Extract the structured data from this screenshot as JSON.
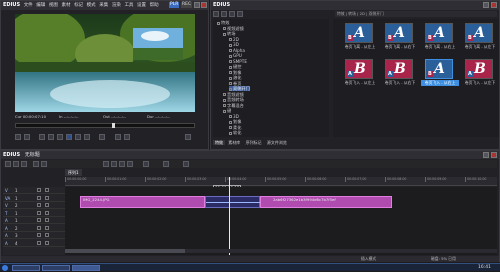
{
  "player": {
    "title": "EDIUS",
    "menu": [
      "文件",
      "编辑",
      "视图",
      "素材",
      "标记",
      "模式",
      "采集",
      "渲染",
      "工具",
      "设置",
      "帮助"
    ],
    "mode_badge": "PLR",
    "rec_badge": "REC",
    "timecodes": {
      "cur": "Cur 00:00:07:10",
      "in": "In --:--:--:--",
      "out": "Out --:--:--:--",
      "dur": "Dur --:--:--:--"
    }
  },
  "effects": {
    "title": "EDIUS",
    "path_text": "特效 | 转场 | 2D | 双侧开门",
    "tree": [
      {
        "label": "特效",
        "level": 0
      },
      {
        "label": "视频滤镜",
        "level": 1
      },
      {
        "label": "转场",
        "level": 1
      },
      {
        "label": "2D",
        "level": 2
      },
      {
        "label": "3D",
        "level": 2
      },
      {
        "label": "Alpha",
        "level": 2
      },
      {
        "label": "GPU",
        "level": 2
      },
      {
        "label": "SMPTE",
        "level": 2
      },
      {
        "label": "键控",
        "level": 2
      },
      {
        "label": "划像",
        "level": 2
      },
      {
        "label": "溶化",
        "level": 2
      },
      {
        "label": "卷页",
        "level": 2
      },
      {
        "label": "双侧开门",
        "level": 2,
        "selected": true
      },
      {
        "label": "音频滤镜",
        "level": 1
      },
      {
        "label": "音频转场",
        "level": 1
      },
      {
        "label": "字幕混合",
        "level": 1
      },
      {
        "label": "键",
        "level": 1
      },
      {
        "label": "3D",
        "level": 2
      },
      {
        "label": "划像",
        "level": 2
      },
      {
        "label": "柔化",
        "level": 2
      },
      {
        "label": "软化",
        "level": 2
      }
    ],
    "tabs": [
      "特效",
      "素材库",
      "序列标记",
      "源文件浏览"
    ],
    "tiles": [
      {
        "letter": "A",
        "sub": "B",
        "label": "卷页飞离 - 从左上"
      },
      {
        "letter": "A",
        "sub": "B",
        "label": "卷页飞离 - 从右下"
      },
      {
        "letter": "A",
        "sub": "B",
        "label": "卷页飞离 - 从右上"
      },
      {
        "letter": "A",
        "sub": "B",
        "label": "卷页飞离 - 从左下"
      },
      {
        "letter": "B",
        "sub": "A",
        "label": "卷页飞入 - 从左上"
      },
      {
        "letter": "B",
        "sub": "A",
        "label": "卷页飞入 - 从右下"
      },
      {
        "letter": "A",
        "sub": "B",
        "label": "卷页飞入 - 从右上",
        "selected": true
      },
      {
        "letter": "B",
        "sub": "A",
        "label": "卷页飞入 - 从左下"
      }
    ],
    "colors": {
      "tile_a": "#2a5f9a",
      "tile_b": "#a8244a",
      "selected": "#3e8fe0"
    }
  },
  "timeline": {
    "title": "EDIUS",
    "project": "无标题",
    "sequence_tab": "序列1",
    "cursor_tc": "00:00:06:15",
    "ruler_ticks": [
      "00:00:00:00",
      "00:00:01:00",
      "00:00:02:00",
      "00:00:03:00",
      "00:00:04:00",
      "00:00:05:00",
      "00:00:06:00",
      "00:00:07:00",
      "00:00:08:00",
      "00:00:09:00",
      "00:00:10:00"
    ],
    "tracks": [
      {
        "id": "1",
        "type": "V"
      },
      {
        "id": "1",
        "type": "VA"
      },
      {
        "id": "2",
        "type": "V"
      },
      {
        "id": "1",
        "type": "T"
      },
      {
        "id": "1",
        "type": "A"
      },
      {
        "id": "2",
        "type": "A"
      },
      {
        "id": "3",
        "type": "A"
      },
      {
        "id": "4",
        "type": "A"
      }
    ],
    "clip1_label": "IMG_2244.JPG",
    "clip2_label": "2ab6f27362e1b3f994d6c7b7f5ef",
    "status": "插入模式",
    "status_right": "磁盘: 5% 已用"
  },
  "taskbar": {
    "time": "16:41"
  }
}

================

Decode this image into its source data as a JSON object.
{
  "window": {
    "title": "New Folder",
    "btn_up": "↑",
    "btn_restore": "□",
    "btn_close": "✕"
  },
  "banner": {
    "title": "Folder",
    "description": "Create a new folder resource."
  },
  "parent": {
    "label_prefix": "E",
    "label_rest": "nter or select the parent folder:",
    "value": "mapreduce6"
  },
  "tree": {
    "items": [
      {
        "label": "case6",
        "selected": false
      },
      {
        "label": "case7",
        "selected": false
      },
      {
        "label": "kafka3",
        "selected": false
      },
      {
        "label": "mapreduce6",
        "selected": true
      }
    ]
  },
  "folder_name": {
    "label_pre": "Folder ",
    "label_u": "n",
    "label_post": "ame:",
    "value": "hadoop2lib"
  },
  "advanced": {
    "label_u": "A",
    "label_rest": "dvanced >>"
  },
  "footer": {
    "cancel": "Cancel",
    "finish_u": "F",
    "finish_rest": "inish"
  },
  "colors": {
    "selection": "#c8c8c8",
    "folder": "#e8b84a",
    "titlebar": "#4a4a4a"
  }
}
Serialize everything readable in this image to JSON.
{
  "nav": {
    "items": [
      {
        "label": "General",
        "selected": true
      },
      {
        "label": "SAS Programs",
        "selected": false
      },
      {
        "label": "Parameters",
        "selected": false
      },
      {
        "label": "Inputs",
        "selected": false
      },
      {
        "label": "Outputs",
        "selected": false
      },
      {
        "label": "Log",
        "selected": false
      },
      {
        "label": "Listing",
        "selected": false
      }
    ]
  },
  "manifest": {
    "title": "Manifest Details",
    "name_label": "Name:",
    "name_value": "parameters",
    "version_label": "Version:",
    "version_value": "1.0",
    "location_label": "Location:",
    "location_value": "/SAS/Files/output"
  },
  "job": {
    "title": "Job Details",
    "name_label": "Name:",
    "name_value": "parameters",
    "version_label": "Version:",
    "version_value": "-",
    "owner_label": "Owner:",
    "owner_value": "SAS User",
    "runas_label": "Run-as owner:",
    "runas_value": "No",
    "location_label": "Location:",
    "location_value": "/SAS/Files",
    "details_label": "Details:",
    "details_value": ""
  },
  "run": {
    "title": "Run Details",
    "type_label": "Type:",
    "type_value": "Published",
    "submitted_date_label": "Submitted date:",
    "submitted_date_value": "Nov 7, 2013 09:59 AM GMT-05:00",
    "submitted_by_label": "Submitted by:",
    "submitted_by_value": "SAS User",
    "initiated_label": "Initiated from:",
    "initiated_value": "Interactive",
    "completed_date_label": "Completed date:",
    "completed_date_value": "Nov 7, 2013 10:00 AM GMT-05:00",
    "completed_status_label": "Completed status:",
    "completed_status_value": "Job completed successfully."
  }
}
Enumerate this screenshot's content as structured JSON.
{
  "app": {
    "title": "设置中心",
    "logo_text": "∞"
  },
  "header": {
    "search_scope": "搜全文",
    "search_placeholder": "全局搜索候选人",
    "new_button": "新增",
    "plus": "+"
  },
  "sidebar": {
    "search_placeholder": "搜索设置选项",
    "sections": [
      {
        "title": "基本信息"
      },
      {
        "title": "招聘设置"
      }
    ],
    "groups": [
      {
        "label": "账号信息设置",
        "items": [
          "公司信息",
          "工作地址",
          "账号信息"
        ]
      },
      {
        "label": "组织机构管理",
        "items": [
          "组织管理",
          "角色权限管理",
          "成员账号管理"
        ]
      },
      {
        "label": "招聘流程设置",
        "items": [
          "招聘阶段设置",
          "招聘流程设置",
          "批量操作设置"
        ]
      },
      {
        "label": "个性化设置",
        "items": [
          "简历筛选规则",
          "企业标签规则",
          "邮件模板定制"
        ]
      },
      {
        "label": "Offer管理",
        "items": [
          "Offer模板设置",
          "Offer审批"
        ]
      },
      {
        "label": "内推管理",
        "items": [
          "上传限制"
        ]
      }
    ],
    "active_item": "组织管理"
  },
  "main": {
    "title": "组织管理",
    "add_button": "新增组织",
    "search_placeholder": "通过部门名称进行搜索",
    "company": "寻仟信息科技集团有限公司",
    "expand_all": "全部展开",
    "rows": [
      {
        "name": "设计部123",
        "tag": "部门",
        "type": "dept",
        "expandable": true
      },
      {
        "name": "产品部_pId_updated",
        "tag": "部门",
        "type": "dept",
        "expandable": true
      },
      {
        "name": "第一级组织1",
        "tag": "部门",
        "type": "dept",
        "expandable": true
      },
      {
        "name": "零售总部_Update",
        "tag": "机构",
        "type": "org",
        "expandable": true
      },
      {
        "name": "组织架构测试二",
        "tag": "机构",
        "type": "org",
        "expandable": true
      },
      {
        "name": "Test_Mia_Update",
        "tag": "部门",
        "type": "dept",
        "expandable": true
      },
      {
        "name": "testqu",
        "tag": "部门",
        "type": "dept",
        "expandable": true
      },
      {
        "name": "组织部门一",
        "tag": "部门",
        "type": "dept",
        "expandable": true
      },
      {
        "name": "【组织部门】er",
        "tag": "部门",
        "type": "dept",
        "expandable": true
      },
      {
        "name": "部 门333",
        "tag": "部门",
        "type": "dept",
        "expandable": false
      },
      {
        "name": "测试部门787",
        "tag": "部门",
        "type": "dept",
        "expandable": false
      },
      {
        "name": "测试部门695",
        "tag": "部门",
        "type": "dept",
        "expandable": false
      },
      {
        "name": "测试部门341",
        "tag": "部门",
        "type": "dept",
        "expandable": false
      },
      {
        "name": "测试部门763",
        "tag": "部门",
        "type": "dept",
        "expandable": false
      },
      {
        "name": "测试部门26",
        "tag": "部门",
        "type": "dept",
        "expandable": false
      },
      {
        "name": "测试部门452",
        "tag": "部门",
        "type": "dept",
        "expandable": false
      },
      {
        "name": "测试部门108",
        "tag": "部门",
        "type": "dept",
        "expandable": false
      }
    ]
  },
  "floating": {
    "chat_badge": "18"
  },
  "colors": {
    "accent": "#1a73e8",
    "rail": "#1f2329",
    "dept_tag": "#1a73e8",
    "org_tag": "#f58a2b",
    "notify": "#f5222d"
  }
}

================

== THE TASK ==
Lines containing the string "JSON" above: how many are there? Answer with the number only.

== SOLUTION TO THE EXERCISE ==
4